**Material shown:**
◆ ◆ ◆ ◆
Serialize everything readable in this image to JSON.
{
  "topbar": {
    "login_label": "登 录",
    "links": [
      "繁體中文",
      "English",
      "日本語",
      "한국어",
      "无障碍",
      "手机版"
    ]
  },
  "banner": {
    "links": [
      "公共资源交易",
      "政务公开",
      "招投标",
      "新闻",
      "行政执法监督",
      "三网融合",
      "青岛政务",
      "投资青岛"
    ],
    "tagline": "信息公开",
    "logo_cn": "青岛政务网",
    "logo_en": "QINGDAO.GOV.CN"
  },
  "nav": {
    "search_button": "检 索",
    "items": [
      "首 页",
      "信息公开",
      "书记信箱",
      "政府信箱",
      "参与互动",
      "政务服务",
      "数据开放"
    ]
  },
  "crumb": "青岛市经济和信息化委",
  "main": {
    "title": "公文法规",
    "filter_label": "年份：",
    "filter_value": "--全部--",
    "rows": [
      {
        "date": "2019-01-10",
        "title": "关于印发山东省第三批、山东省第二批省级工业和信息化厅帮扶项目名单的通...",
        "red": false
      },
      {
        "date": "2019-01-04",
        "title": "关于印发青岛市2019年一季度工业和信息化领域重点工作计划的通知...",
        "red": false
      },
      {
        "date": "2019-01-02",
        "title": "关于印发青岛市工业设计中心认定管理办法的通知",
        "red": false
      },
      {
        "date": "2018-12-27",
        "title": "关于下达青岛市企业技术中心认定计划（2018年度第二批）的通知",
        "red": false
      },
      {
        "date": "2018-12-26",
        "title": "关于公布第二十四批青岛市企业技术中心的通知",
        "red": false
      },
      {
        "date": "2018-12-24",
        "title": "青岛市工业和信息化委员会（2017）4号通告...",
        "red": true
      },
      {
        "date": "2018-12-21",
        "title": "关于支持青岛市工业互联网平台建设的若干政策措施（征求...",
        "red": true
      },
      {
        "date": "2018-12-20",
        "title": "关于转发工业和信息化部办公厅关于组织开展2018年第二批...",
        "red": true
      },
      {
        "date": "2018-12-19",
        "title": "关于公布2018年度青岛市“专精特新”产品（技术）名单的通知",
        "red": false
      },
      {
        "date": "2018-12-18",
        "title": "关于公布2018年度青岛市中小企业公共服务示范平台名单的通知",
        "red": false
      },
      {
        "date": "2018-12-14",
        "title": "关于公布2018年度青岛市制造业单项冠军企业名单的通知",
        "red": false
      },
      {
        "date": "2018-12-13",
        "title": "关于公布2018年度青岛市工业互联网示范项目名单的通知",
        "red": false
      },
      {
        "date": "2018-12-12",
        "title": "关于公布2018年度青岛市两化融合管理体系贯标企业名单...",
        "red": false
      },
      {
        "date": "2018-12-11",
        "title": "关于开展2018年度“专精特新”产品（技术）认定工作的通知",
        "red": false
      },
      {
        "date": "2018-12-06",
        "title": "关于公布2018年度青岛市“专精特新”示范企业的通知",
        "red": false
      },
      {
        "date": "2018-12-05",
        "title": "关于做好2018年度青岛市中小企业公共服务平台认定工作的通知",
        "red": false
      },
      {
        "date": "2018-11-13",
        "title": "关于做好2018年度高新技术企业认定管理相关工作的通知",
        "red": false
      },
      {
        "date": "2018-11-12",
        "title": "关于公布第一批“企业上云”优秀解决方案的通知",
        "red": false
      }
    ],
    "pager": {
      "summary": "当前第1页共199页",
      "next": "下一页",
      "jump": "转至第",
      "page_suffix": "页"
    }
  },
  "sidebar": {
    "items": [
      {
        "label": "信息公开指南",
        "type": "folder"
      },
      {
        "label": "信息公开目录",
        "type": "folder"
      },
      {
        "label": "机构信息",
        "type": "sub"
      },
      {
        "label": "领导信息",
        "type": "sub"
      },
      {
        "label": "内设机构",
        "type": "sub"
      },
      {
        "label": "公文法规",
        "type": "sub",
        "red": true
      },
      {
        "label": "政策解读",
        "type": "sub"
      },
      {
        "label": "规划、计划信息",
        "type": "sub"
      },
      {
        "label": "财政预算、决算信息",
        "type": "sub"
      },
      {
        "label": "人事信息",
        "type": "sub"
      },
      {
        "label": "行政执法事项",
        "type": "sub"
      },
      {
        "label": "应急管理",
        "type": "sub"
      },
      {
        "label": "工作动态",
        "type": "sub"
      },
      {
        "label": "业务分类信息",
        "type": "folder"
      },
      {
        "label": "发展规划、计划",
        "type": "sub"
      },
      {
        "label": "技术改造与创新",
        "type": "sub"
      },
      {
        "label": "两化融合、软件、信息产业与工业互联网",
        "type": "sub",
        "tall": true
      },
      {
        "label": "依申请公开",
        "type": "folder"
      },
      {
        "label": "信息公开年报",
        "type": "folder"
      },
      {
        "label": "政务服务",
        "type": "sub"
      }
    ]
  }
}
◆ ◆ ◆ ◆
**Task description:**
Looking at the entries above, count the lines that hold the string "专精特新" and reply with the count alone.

**Reply to the task:**
3